It seems Enermax has really picked up the pace the past year and is delivering quite the assortment of products in getting ready for this year. Not too long ago we took a look at the ED-T60 CPU cooler with its T.B. Vegas fan and multiple lighting schemes which made this cooler attractive and customizable to your own preference. Then we sort of stepped out of the box and went into peripherals with the Briskie wireless keyboard and mouse. From what I thought was essentially a PSU and cooler maker, the Briskie made me look at Enermax with much wider eyes as I took the blinders off to see what they actually have to offer. Now, we again step outside the "norm" and get a chance to look at what Enermax is now bringing forth in chassis design. This new chassis takes cues from other chassis we have seen already, but still has enough of its own accents to make this new chassis a case that will have no issue standing taller than most of its competition. The "big tower" as Enermax labels it, should really be called a huge tower chassis. In the design quest for this chassis, the main idea was to allow any motherboard up to and including HPTX, or the form factor made specifically for the SR-2 from EVGA, and with the SR-3 in the works, even if you missed out on the original, you now have a chassis worthy of housing its predecessor.

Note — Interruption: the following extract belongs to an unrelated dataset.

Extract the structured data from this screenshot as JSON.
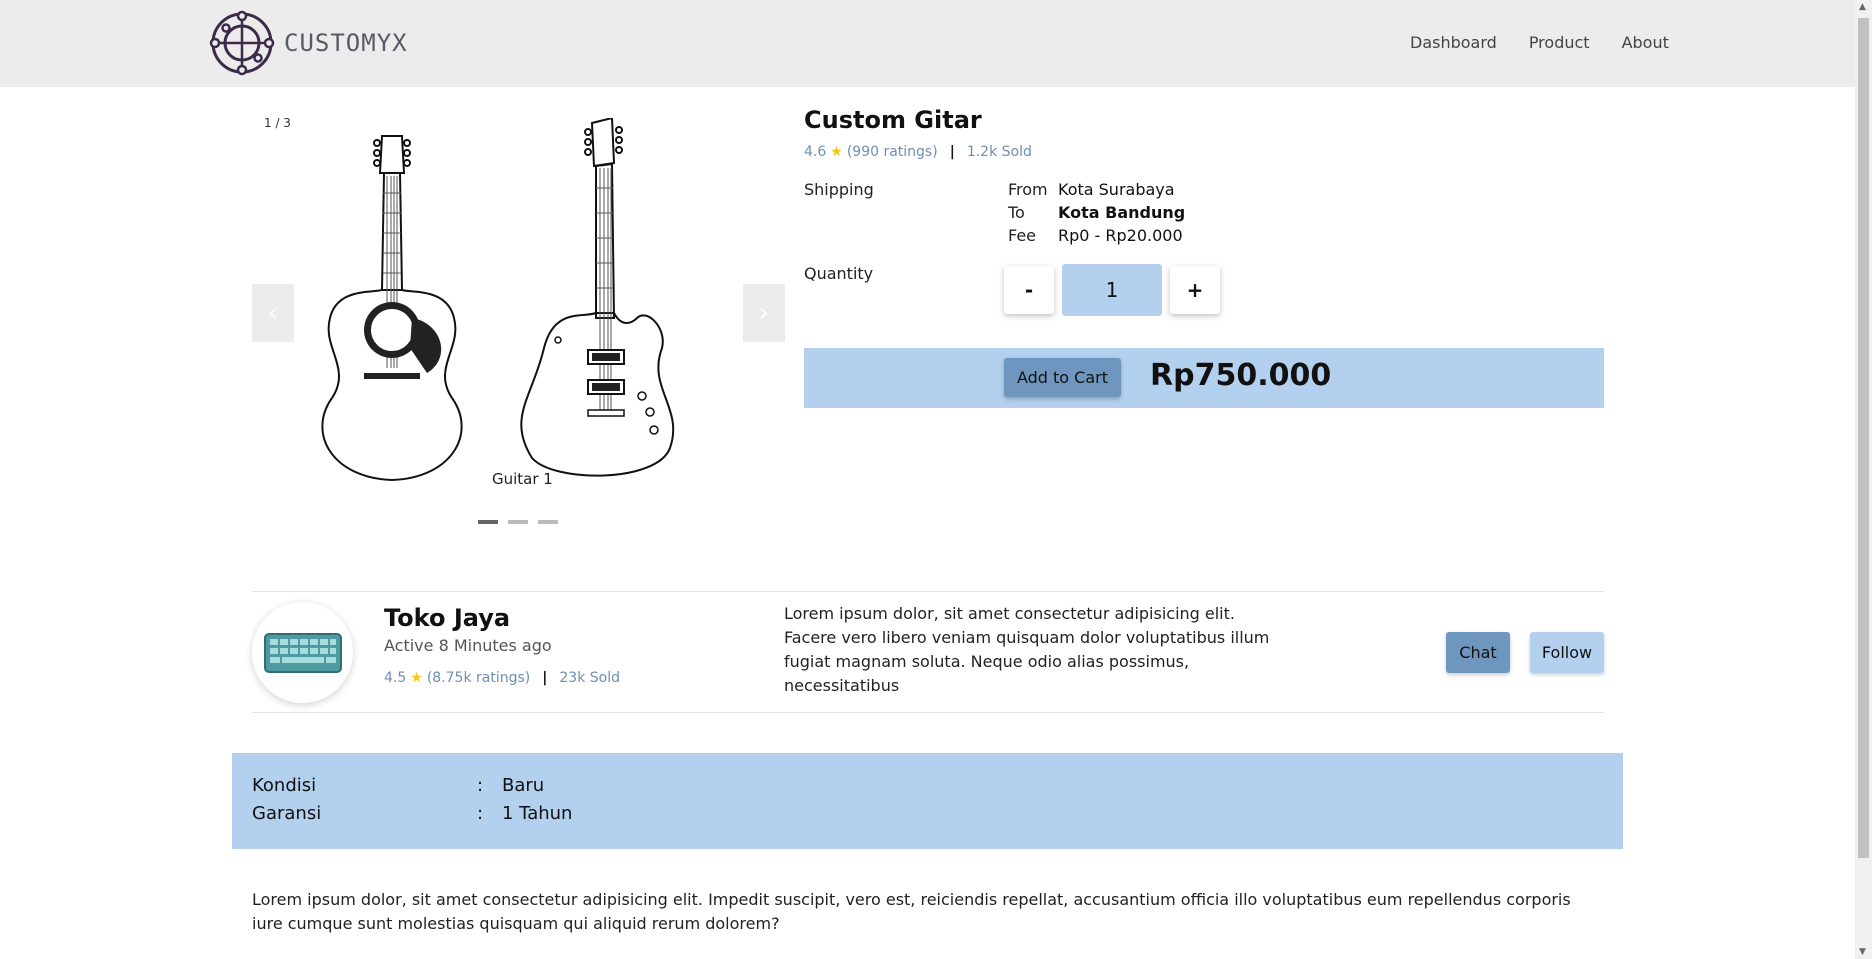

With the hundreds of PC cases that are on the market today, the spectrum of styles and designs is very wide. On the bottom end of the scale there is the case that is there to do its job and not much else, whereas on the top end of the market, there are the highly customisable cases that have stacks to offer. The design of these cases follows pretty much the same pattern, but there are some people out there that would like to have a case that on the outside is a little understated & aesthetically clean and on the inside has a little more to shout about.

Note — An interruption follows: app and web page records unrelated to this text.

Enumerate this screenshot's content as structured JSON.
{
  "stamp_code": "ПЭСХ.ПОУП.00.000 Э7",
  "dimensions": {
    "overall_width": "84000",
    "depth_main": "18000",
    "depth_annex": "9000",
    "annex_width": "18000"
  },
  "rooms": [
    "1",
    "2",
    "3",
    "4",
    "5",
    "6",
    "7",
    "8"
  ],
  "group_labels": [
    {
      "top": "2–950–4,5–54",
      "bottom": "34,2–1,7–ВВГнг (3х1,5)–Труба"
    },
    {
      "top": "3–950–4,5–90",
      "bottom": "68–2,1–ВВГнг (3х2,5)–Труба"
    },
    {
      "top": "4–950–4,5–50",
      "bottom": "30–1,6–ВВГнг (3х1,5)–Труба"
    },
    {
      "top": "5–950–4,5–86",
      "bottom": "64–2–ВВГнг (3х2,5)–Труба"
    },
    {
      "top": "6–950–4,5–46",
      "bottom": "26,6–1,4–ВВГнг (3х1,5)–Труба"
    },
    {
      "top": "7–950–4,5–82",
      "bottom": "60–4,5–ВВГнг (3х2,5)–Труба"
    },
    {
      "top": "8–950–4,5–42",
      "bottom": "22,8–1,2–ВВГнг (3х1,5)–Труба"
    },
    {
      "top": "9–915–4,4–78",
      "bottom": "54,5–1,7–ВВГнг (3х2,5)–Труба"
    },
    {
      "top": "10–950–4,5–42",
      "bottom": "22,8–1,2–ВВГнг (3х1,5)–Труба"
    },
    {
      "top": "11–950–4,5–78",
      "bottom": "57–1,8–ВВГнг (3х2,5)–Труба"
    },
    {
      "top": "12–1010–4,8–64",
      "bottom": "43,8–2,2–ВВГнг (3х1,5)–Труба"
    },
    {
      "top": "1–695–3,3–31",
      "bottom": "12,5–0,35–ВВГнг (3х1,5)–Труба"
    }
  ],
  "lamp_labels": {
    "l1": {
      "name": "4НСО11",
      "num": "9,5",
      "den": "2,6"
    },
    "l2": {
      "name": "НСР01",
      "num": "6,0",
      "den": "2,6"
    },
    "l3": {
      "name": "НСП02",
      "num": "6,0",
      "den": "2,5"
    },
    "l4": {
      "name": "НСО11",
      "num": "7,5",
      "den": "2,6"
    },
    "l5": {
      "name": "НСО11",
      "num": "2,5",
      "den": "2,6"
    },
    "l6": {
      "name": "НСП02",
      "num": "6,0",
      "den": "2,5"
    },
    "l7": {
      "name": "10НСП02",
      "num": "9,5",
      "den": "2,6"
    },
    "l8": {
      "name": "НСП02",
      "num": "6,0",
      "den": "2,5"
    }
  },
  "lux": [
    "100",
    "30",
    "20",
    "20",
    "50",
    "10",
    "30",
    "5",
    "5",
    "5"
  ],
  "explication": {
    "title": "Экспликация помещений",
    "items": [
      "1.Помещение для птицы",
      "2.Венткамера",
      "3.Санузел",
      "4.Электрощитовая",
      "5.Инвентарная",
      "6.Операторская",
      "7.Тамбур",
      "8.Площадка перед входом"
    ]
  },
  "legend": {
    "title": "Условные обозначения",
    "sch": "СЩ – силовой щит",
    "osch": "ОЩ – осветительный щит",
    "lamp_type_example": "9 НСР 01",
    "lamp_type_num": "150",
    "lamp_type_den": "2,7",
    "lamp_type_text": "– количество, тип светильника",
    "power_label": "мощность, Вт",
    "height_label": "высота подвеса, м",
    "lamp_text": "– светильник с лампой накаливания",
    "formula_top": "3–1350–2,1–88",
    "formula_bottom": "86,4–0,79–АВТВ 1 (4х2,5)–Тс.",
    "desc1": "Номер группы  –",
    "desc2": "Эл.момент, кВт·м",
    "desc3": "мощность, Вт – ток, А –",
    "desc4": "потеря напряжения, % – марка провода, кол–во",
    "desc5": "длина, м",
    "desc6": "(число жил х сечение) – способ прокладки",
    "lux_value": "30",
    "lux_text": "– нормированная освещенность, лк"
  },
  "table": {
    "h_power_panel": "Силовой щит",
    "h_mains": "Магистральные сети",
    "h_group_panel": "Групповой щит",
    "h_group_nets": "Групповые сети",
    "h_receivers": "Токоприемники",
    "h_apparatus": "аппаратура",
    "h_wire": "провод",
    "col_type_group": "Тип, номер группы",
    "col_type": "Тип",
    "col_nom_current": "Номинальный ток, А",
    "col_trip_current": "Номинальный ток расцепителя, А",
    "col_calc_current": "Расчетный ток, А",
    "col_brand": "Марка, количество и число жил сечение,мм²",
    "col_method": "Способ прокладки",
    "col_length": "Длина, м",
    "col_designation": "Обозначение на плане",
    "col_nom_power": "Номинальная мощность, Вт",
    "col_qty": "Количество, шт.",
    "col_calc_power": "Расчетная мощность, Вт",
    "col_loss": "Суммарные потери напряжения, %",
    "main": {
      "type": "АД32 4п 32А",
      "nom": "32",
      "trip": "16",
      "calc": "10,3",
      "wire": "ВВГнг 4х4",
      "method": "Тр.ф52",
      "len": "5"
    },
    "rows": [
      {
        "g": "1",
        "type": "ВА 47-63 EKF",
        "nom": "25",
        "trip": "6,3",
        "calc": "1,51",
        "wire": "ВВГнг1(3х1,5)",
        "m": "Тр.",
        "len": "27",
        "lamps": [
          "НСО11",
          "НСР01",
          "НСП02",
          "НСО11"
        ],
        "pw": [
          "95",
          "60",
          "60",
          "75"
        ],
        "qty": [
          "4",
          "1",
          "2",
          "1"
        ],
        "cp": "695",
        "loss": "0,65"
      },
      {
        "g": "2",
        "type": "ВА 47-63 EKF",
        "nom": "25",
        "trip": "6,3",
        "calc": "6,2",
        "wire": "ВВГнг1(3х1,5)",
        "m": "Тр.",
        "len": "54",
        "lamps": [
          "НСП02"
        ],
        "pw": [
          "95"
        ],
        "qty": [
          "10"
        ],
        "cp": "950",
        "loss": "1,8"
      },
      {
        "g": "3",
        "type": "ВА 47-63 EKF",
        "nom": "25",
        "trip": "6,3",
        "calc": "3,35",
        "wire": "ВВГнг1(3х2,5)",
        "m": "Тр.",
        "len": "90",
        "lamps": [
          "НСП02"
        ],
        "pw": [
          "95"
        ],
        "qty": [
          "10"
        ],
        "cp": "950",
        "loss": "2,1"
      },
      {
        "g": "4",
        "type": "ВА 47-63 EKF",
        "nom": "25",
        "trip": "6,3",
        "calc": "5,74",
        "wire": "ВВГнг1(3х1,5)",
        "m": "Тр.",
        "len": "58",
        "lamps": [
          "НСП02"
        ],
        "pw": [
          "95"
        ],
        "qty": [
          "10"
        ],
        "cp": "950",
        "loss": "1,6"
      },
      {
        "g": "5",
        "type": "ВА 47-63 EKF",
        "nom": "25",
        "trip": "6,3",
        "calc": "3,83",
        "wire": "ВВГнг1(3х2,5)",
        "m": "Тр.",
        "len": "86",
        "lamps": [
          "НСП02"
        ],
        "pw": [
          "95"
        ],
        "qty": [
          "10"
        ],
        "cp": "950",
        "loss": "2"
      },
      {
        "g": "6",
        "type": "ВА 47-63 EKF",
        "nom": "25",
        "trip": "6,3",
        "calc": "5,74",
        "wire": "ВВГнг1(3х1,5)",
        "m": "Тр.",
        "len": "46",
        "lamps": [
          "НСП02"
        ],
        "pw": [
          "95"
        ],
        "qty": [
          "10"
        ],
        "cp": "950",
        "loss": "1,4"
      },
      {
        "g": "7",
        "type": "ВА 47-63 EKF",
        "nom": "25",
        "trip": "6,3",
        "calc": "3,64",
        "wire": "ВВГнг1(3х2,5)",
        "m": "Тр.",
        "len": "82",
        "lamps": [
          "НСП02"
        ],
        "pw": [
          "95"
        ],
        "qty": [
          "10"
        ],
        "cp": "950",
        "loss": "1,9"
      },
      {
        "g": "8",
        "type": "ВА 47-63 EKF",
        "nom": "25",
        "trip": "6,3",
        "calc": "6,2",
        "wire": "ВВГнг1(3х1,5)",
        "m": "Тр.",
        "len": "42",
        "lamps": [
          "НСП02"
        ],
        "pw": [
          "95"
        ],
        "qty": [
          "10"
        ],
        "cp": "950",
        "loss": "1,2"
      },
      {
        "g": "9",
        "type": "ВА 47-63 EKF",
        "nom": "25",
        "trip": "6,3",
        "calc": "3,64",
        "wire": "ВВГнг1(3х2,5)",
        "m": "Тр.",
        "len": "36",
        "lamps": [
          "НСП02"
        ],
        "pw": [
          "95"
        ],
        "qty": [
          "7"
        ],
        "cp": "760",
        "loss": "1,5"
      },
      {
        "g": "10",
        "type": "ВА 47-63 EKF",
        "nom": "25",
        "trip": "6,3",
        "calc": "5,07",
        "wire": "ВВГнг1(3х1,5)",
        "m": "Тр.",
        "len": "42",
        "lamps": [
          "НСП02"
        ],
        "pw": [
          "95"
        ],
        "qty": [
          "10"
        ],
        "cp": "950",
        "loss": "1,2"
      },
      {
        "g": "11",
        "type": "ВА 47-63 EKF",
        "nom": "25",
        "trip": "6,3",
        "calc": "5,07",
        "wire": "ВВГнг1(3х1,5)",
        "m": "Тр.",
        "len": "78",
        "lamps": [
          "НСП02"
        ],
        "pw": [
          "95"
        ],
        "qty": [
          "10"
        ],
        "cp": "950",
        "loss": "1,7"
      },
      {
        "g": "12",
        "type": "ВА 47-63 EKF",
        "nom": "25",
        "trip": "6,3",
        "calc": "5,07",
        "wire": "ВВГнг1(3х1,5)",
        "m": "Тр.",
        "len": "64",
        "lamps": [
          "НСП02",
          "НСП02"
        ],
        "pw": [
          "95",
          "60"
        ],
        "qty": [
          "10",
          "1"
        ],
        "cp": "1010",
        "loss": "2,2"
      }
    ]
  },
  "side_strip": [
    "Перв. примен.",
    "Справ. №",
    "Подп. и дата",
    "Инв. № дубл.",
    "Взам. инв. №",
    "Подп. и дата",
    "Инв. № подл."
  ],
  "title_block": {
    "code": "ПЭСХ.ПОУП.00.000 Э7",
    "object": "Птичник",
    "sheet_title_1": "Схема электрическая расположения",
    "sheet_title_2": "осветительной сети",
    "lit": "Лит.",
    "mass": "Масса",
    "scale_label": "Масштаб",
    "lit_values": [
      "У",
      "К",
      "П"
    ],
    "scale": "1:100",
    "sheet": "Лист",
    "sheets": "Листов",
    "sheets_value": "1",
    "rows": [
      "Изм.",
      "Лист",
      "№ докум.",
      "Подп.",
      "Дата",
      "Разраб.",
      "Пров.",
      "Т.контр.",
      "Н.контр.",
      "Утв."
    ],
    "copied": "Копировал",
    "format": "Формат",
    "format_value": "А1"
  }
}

To sum it all up, Cooler Master's new Hyper 212 Evo CPU cooler has great performance, yet leaves a relatively small acoustic footprint. The included mounting solution is very robust, if a bit fussy to install, and Cooler Master includes an extra pair of fan clips should the user wish to add another fan.

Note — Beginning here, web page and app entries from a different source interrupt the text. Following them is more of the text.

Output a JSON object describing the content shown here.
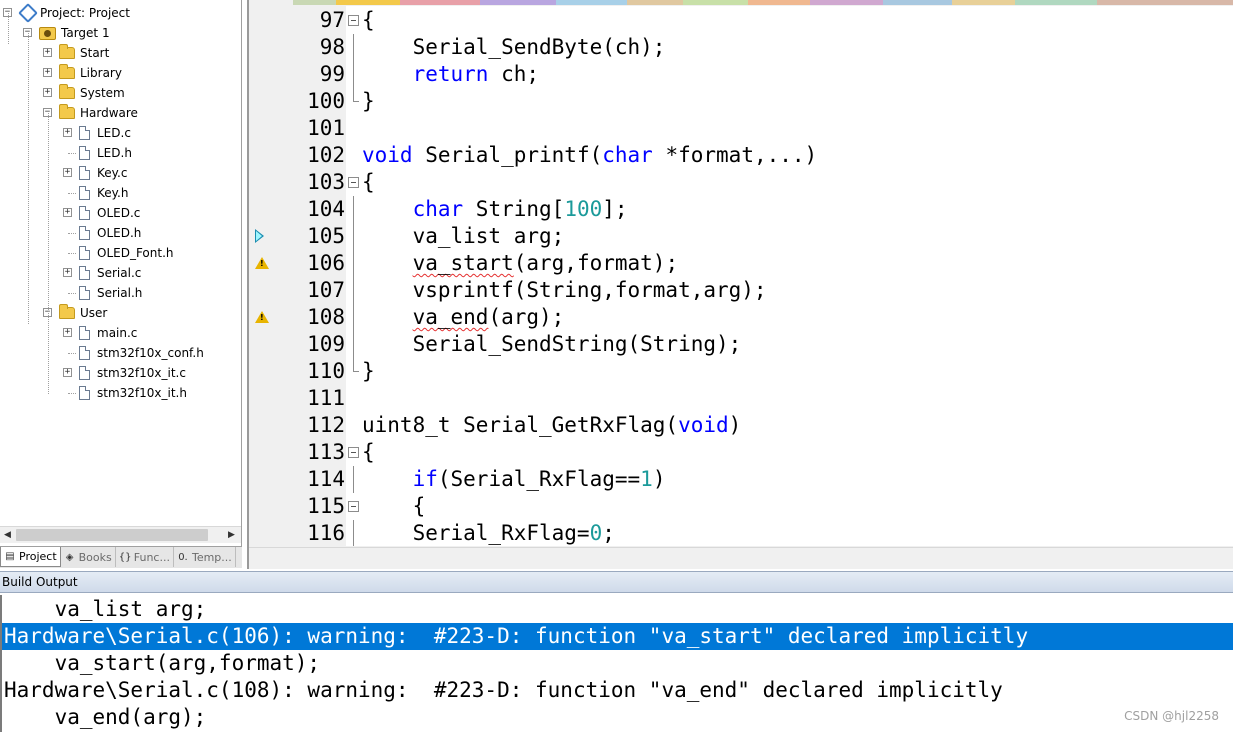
{
  "project_tree": {
    "items": [
      {
        "label": "Project: Project",
        "type": "project",
        "level": 0,
        "expander": "minus"
      },
      {
        "label": "Target 1",
        "type": "target",
        "level": 1,
        "expander": "minus"
      },
      {
        "label": "Start",
        "type": "folder",
        "level": 2,
        "expander": "plus"
      },
      {
        "label": "Library",
        "type": "folder",
        "level": 2,
        "expander": "plus"
      },
      {
        "label": "System",
        "type": "folder",
        "level": 2,
        "expander": "plus"
      },
      {
        "label": "Hardware",
        "type": "folder-open",
        "level": 2,
        "expander": "minus"
      },
      {
        "label": "LED.c",
        "type": "file",
        "level": 3,
        "expander": "plus"
      },
      {
        "label": "LED.h",
        "type": "file",
        "level": 3,
        "expander": "none"
      },
      {
        "label": "Key.c",
        "type": "file",
        "level": 3,
        "expander": "plus"
      },
      {
        "label": "Key.h",
        "type": "file",
        "level": 3,
        "expander": "none"
      },
      {
        "label": "OLED.c",
        "type": "file",
        "level": 3,
        "expander": "plus"
      },
      {
        "label": "OLED.h",
        "type": "file",
        "level": 3,
        "expander": "none"
      },
      {
        "label": "OLED_Font.h",
        "type": "file",
        "level": 3,
        "expander": "none"
      },
      {
        "label": "Serial.c",
        "type": "file",
        "level": 3,
        "expander": "plus"
      },
      {
        "label": "Serial.h",
        "type": "file",
        "level": 3,
        "expander": "none"
      },
      {
        "label": "User",
        "type": "folder-open",
        "level": 2,
        "expander": "minus"
      },
      {
        "label": "main.c",
        "type": "file",
        "level": 3,
        "expander": "plus"
      },
      {
        "label": "stm32f10x_conf.h",
        "type": "file",
        "level": 3,
        "expander": "none"
      },
      {
        "label": "stm32f10x_it.c",
        "type": "file",
        "level": 3,
        "expander": "plus"
      },
      {
        "label": "stm32f10x_it.h",
        "type": "file",
        "level": 3,
        "expander": "none"
      }
    ]
  },
  "panel_tabs": [
    {
      "label": "Project",
      "icon": "project-tab-icon",
      "active": true
    },
    {
      "label": "Books",
      "icon": "books-icon",
      "active": false
    },
    {
      "label": "Func...",
      "icon": "functions-icon",
      "active": false
    },
    {
      "label": "Temp...",
      "icon": "templates-icon",
      "active": false
    }
  ],
  "editor": {
    "tab_colors": [
      "#f0f0f0",
      "#c9d8b4",
      "#f3c94b",
      "#e8a0a8",
      "#b9a6e0",
      "#a8d0e8",
      "#e0c8a0",
      "#c8e0a8",
      "#f0b890",
      "#d0a8d0",
      "#a8c8e0",
      "#e8d098",
      "#b0d8c0",
      "#d8b8a8"
    ],
    "lines": [
      {
        "num": "97",
        "marker": "",
        "fold": "box",
        "tokens": [
          {
            "t": "{",
            "c": ""
          }
        ]
      },
      {
        "num": "98",
        "marker": "",
        "fold": "bar",
        "tokens": [
          {
            "t": "    Serial_SendByte(ch);",
            "c": ""
          }
        ]
      },
      {
        "num": "99",
        "marker": "",
        "fold": "bar",
        "tokens": [
          {
            "t": "    ",
            "c": ""
          },
          {
            "t": "return",
            "c": "kw"
          },
          {
            "t": " ch;",
            "c": ""
          }
        ]
      },
      {
        "num": "100",
        "marker": "",
        "fold": "end",
        "tokens": [
          {
            "t": "}",
            "c": ""
          }
        ]
      },
      {
        "num": "101",
        "marker": "",
        "fold": "",
        "tokens": [
          {
            "t": "",
            "c": ""
          }
        ]
      },
      {
        "num": "102",
        "marker": "",
        "fold": "",
        "tokens": [
          {
            "t": "void",
            "c": "kw"
          },
          {
            "t": " Serial_printf(",
            "c": ""
          },
          {
            "t": "char",
            "c": "kw"
          },
          {
            "t": " *format,...)",
            "c": ""
          }
        ]
      },
      {
        "num": "103",
        "marker": "",
        "fold": "box",
        "tokens": [
          {
            "t": "{",
            "c": ""
          }
        ]
      },
      {
        "num": "104",
        "marker": "",
        "fold": "bar",
        "tokens": [
          {
            "t": "    ",
            "c": ""
          },
          {
            "t": "char",
            "c": "kw"
          },
          {
            "t": " String[",
            "c": ""
          },
          {
            "t": "100",
            "c": "num"
          },
          {
            "t": "];",
            "c": ""
          }
        ]
      },
      {
        "num": "105",
        "marker": "arrow",
        "fold": "bar",
        "tokens": [
          {
            "t": "    va_list arg;",
            "c": ""
          }
        ]
      },
      {
        "num": "106",
        "marker": "warning",
        "fold": "bar",
        "tokens": [
          {
            "t": "    ",
            "c": ""
          },
          {
            "t": "va_start",
            "c": "squig"
          },
          {
            "t": "(arg,format);",
            "c": ""
          }
        ]
      },
      {
        "num": "107",
        "marker": "",
        "fold": "bar",
        "tokens": [
          {
            "t": "    vsprintf(String,format,arg);",
            "c": ""
          }
        ]
      },
      {
        "num": "108",
        "marker": "warning",
        "fold": "bar",
        "tokens": [
          {
            "t": "    ",
            "c": ""
          },
          {
            "t": "va_end",
            "c": "squig"
          },
          {
            "t": "(arg);",
            "c": ""
          }
        ]
      },
      {
        "num": "109",
        "marker": "",
        "fold": "bar",
        "tokens": [
          {
            "t": "    Serial_SendString(String);",
            "c": ""
          }
        ]
      },
      {
        "num": "110",
        "marker": "",
        "fold": "end",
        "tokens": [
          {
            "t": "}",
            "c": ""
          }
        ]
      },
      {
        "num": "111",
        "marker": "",
        "fold": "",
        "tokens": [
          {
            "t": "",
            "c": ""
          }
        ]
      },
      {
        "num": "112",
        "marker": "",
        "fold": "",
        "tokens": [
          {
            "t": "uint8_t Serial_GetRxFlag(",
            "c": ""
          },
          {
            "t": "void",
            "c": "kw"
          },
          {
            "t": ")",
            "c": ""
          }
        ]
      },
      {
        "num": "113",
        "marker": "",
        "fold": "box",
        "tokens": [
          {
            "t": "{",
            "c": ""
          }
        ]
      },
      {
        "num": "114",
        "marker": "",
        "fold": "bar",
        "tokens": [
          {
            "t": "    ",
            "c": ""
          },
          {
            "t": "if",
            "c": "kw"
          },
          {
            "t": "(Serial_RxFlag==",
            "c": ""
          },
          {
            "t": "1",
            "c": "num"
          },
          {
            "t": ")",
            "c": ""
          }
        ]
      },
      {
        "num": "115",
        "marker": "",
        "fold": "box",
        "tokens": [
          {
            "t": "    {",
            "c": ""
          }
        ]
      },
      {
        "num": "116",
        "marker": "",
        "fold": "bar",
        "tokens": [
          {
            "t": "    Serial_RxFlag=",
            "c": ""
          },
          {
            "t": "0",
            "c": "num"
          },
          {
            "t": ";",
            "c": ""
          }
        ]
      }
    ]
  },
  "build_output": {
    "title": "Build Output",
    "lines": [
      {
        "text": "    va_list arg;",
        "selected": false
      },
      {
        "text": "Hardware\\Serial.c(106): warning:  #223-D: function \"va_start\" declared implicitly",
        "selected": true
      },
      {
        "text": "    va_start(arg,format);",
        "selected": false
      },
      {
        "text": "Hardware\\Serial.c(108): warning:  #223-D: function \"va_end\" declared implicitly",
        "selected": false
      },
      {
        "text": "    va_end(arg);",
        "selected": false
      }
    ]
  },
  "watermark": "CSDN @hjl2258"
}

Gelid Solutions recently entered the PC case market with introduction of the DARKFORCE mid-tower enclosure. This case will try to wow you with some cool innovative features while keeping to the Gelid Solutions focus. The focus of the company is to give a PC enthusiast a product with great cooling capabilities while also having great aesthetics. The DARKFORCE mid-tower comes into a saturated field of mid-towers made for PC gamers and enthusiasts. Gelid Solution will need to take a unique approach to find ways to distinguish itself from the competitions at the entry price of $120 in the US market. After an overview of the specifications, it looks like Gelid Solutions has used its past experiences to put something a little different into this product...
We will be taking a look at the Fulmo GT from the eye of the water-cooling system builder. Reason being is the Fulmo GT offers so much room for such a system. It is not often you can find a tower that can support dual loops without having to mod or having to go big with extra large expensive cube cases from case makers like CaseLab, Lian Li and Mountain Mod. We are not saying the Fulmo GT is small but its total area spans up and down and not up and down and left and right taking up more space and looking like a small refrigerator.
Generally when we here at Benchmark Reviews get a motherboard in to test, it's aimed at a specific market: it might be an enthusiast-oriented motherboard for gaming, or a micro-ATX motherboard designed for a HTPC, or even just an inexpensive motherboard for users on a budget. Today, though, we have one of ASUS' "Workstation" motherboards: the ASUS P9X79 WS. How does it differ from other X79 motherboards, what's the performance, and should this board be on your short list for your X79 rig?
Today we have the Sapphire AMD Radeon HD 6670. This is, among other things a low-profile graphics card capable of being installed in an HTPC with half-height PCI brackets. Coming in at just under $90, this card is "inexpensive" in terms of the graphics world. I personally would expect to be able to play dated, and non-graphic intensive games with ease, let's see if the HD 6670 can deliver - but first, lets get Sapphire's take.